What does the phrase "worth your salt" mean?

Answer

Saying a person is worth his salt means the person is good at his job and worthy of the pay he receives. It is considered a compliment.

The word "salary" derives from the Latin "salarium," meaning "salt money," and salarium referred to an aspect of Roman legionaries' pay. This linkage was due to the importance of salt; it not only served for seasoning but also for food preservation. Salt is essential to life and, being hard to obtain due to limited transportation means, it was a highly valued trade commodity. This substance even served as currency in some cultures. Recognizing the importance of salt for health, rulers imposed heavy salt taxes on their people, from as early as ancient Chinese and Roman eras. Salt taxes likely funded many large projects, including Napoleon's foreign wars and the Erie Canal in New York State.
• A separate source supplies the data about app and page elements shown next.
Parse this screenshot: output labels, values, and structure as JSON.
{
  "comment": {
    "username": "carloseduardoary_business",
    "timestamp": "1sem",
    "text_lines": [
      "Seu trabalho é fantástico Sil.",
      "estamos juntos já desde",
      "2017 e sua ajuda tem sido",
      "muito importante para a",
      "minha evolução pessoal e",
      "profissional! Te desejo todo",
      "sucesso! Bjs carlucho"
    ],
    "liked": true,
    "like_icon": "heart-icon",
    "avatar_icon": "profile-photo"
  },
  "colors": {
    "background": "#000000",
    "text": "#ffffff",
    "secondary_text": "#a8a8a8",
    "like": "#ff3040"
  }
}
1 Additional Answer
Ask.com Answer for: what does the phrase worth your salt mean
worth your salt | Define worth your salt at Dictionary.com
dictionary.reference.com/browse/worth your salt
The world's most popular free online dictionary with definitions, spell check, word origins, example sentences, audio pronunciations, Word of the Day and more!
Explore this Topic
The phrase "hedging your bets" refers to minimizing exposure to loss in the event that the position taken turns out to be wrong. Bookmakers make a practice ...
"I'm your huckleberry" is an antiquated American English expression meaning "I am the man you are looking for." As "huckleberry" ...
The phrase 'a picture is worth a thousand words' means a picture can tell a story better than a large amount of descriptive text. This phrase originated in the ...
About -  Privacy -  Careers -  Ask Blog -  Mobile -  Help -  Feedback  -  Sitemap  © 2014 Ask.com